▶ _What to produce_:
Go through the entries below and print each one exactly, leaving out pictures.

--- Information supplied Enclosed Below ---

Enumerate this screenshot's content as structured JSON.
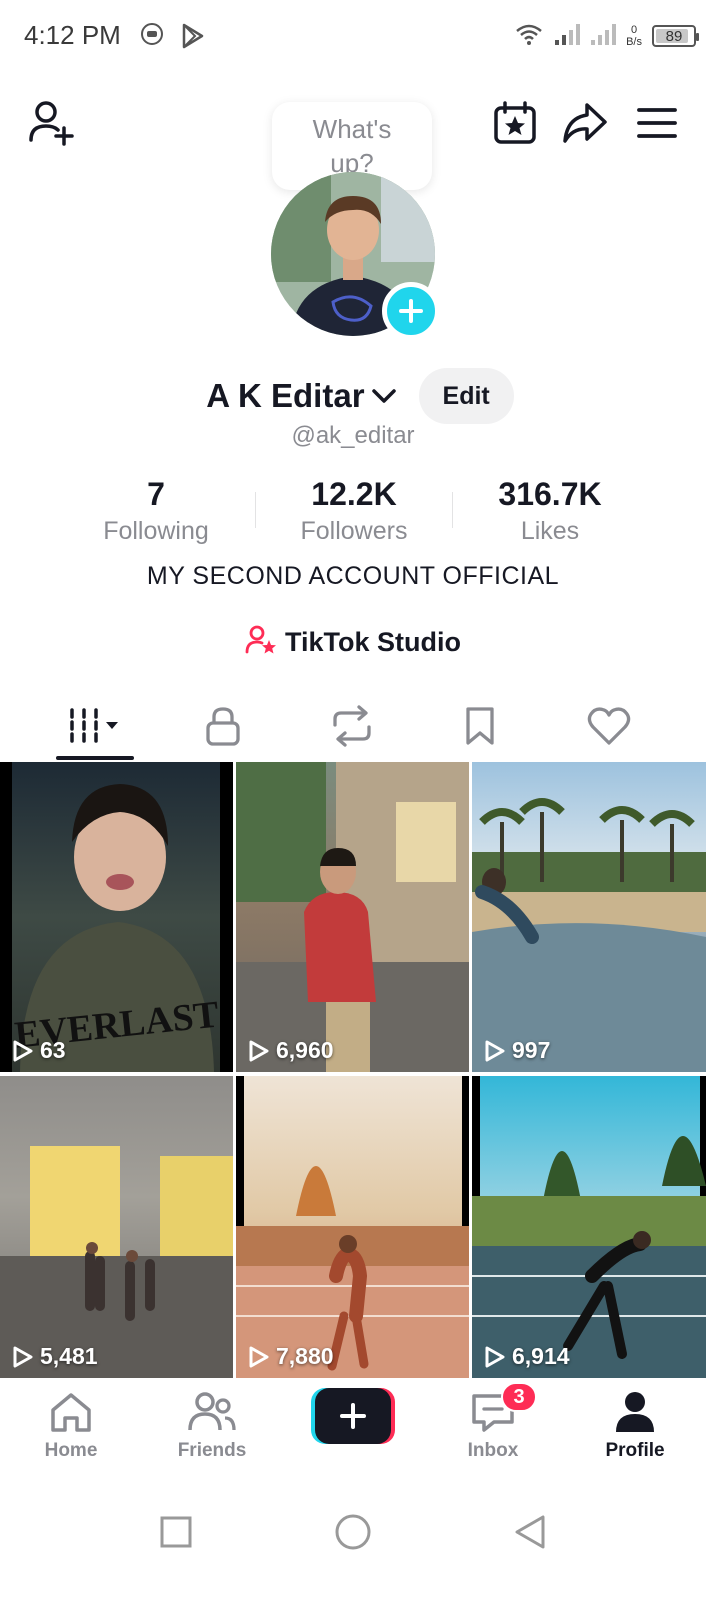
{
  "status_bar": {
    "time": "4:12 PM",
    "net_speed_value": "0",
    "net_speed_unit": "B/s",
    "battery": "89",
    "battery_level": 0.89
  },
  "bubble": {
    "text": "What's up?"
  },
  "profile": {
    "display_name": "A K Editar",
    "edit_label": "Edit",
    "handle": "@ak_editar",
    "bio": "MY SECOND ACCOUNT OFFICIAL",
    "studio_label": "TikTok Studio"
  },
  "stats": [
    {
      "value": "7",
      "label": "Following"
    },
    {
      "value": "12.2K",
      "label": "Followers"
    },
    {
      "value": "316.7K",
      "label": "Likes"
    }
  ],
  "tabs": [
    {
      "icon": "videos-grid-icon"
    },
    {
      "icon": "lock-icon"
    },
    {
      "icon": "repost-icon"
    },
    {
      "icon": "bookmark-icon"
    },
    {
      "icon": "heart-icon"
    }
  ],
  "videos": [
    {
      "views": "63"
    },
    {
      "views": "6,960"
    },
    {
      "views": "997"
    },
    {
      "views": "5,481"
    },
    {
      "views": "7,880"
    },
    {
      "views": "6,914"
    }
  ],
  "bottom_nav": {
    "home": "Home",
    "friends": "Friends",
    "inbox": "Inbox",
    "profile": "Profile",
    "inbox_badge": "3"
  },
  "colors": {
    "accent_cyan": "#20d5ec",
    "accent_pink": "#fe2c55",
    "text_primary": "#161823",
    "text_secondary": "#8a8b91"
  }
}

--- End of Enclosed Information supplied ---

▶ _Result_:
Enumerate this screenshot's content as structured JSON.
{
  "status_bar": {
    "time": "4:12 PM",
    "net_speed_value": "0",
    "net_speed_unit": "B/s",
    "battery": "89",
    "battery_level": 0.89
  },
  "bubble": {
    "text": "What's up?"
  },
  "profile": {
    "display_name": "A K Editar",
    "edit_label": "Edit",
    "handle": "@ak_editar",
    "bio": "MY SECOND ACCOUNT OFFICIAL",
    "studio_label": "TikTok Studio"
  },
  "stats": [
    {
      "value": "7",
      "label": "Following"
    },
    {
      "value": "12.2K",
      "label": "Followers"
    },
    {
      "value": "316.7K",
      "label": "Likes"
    }
  ],
  "tabs": [
    {
      "icon": "videos-grid-icon"
    },
    {
      "icon": "lock-icon"
    },
    {
      "icon": "repost-icon"
    },
    {
      "icon": "bookmark-icon"
    },
    {
      "icon": "heart-icon"
    }
  ],
  "videos": [
    {
      "views": "63"
    },
    {
      "views": "6,960"
    },
    {
      "views": "997"
    },
    {
      "views": "5,481"
    },
    {
      "views": "7,880"
    },
    {
      "views": "6,914"
    }
  ],
  "bottom_nav": {
    "home": "Home",
    "friends": "Friends",
    "inbox": "Inbox",
    "profile": "Profile",
    "inbox_badge": "3"
  },
  "colors": {
    "accent_cyan": "#20d5ec",
    "accent_pink": "#fe2c55",
    "text_primary": "#161823",
    "text_secondary": "#8a8b91"
  }
}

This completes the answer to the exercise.